▸ Task
Every line below is to be copied exactly, with the pictures left out.

▸ Data for this task
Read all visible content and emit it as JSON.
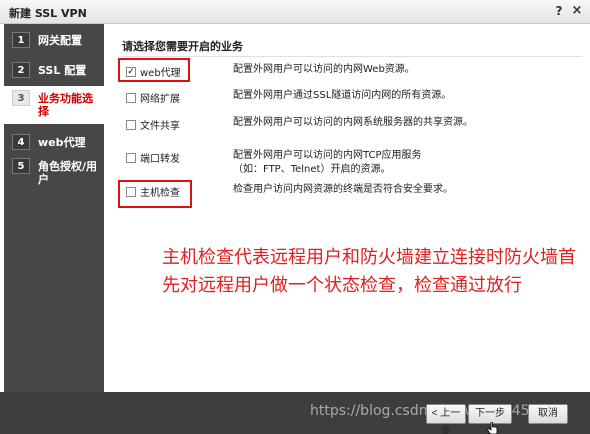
{
  "window": {
    "title": "新建 SSL VPN",
    "help_glyph": "?",
    "close_glyph": "×"
  },
  "sidebar": {
    "steps": [
      {
        "num": "1",
        "label": "网关配置"
      },
      {
        "num": "2",
        "label": "SSL 配置"
      },
      {
        "num": "3",
        "label": "业务功能选择"
      },
      {
        "num": "4",
        "label": "web代理"
      },
      {
        "num": "5",
        "label": "角色授权/用户"
      }
    ]
  },
  "main": {
    "heading": "请选择您需要开启的业务",
    "options": [
      {
        "label": "web代理",
        "checked": true,
        "check_glyph": "✓",
        "desc": "配置外网用户可以访问的内网Web资源。"
      },
      {
        "label": "网络扩展",
        "checked": false,
        "desc": "配置外网用户通过SSL隧道访问内网的所有资源。"
      },
      {
        "label": "文件共享",
        "checked": false,
        "desc": "配置外网用户可以访问的内网系统服务器的共享资源。"
      },
      {
        "label": "端口转发",
        "checked": false,
        "desc_line1": "配置外网用户可以访问的内网TCP应用服务",
        "desc_line2": "（如：FTP、Telnet）开启的资源。"
      },
      {
        "label": "主机检查",
        "checked": false,
        "desc": "检查用户访问内网资源的终端是否符合安全要求。"
      }
    ],
    "annotation": "主机检查代表远程用户和防火墙建立连接时防火墙首先对远程用户做一个状态检查，检查通过放行"
  },
  "footer": {
    "prev_label": "< 上一步",
    "next_label": "下一步",
    "cancel_label": "取消",
    "watermark": "https://blog.csdn.net/weixin_45155"
  },
  "colors": {
    "sidebar_bg": "#474747",
    "footer_bg": "#3d3d3d",
    "active_step": "#cc0000",
    "annotation": "#e02020",
    "highlight_box": "#e01010"
  },
  "icons": {
    "cursor": "hand-pointer-icon"
  }
}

▸ Solution to this task
Read all visible content and emit it as JSON.
{
  "window": {
    "title": "新建 SSL VPN",
    "help_glyph": "?",
    "close_glyph": "×"
  },
  "sidebar": {
    "steps": [
      {
        "num": "1",
        "label": "网关配置"
      },
      {
        "num": "2",
        "label": "SSL 配置"
      },
      {
        "num": "3",
        "label": "业务功能选择"
      },
      {
        "num": "4",
        "label": "web代理"
      },
      {
        "num": "5",
        "label": "角色授权/用户"
      }
    ]
  },
  "main": {
    "heading": "请选择您需要开启的业务",
    "options": [
      {
        "label": "web代理",
        "checked": true,
        "check_glyph": "✓",
        "desc": "配置外网用户可以访问的内网Web资源。"
      },
      {
        "label": "网络扩展",
        "checked": false,
        "desc": "配置外网用户通过SSL隧道访问内网的所有资源。"
      },
      {
        "label": "文件共享",
        "checked": false,
        "desc": "配置外网用户可以访问的内网系统服务器的共享资源。"
      },
      {
        "label": "端口转发",
        "checked": false,
        "desc_line1": "配置外网用户可以访问的内网TCP应用服务",
        "desc_line2": "（如：FTP、Telnet）开启的资源。"
      },
      {
        "label": "主机检查",
        "checked": false,
        "desc": "检查用户访问内网资源的终端是否符合安全要求。"
      }
    ],
    "annotation": "主机检查代表远程用户和防火墙建立连接时防火墙首先对远程用户做一个状态检查，检查通过放行"
  },
  "footer": {
    "prev_label": "< 上一步",
    "next_label": "下一步",
    "cancel_label": "取消",
    "watermark": "https://blog.csdn.net/weixin_45155"
  },
  "colors": {
    "sidebar_bg": "#474747",
    "footer_bg": "#3d3d3d",
    "active_step": "#cc0000",
    "annotation": "#e02020",
    "highlight_box": "#e01010"
  },
  "icons": {
    "cursor": "hand-pointer-icon"
  }
}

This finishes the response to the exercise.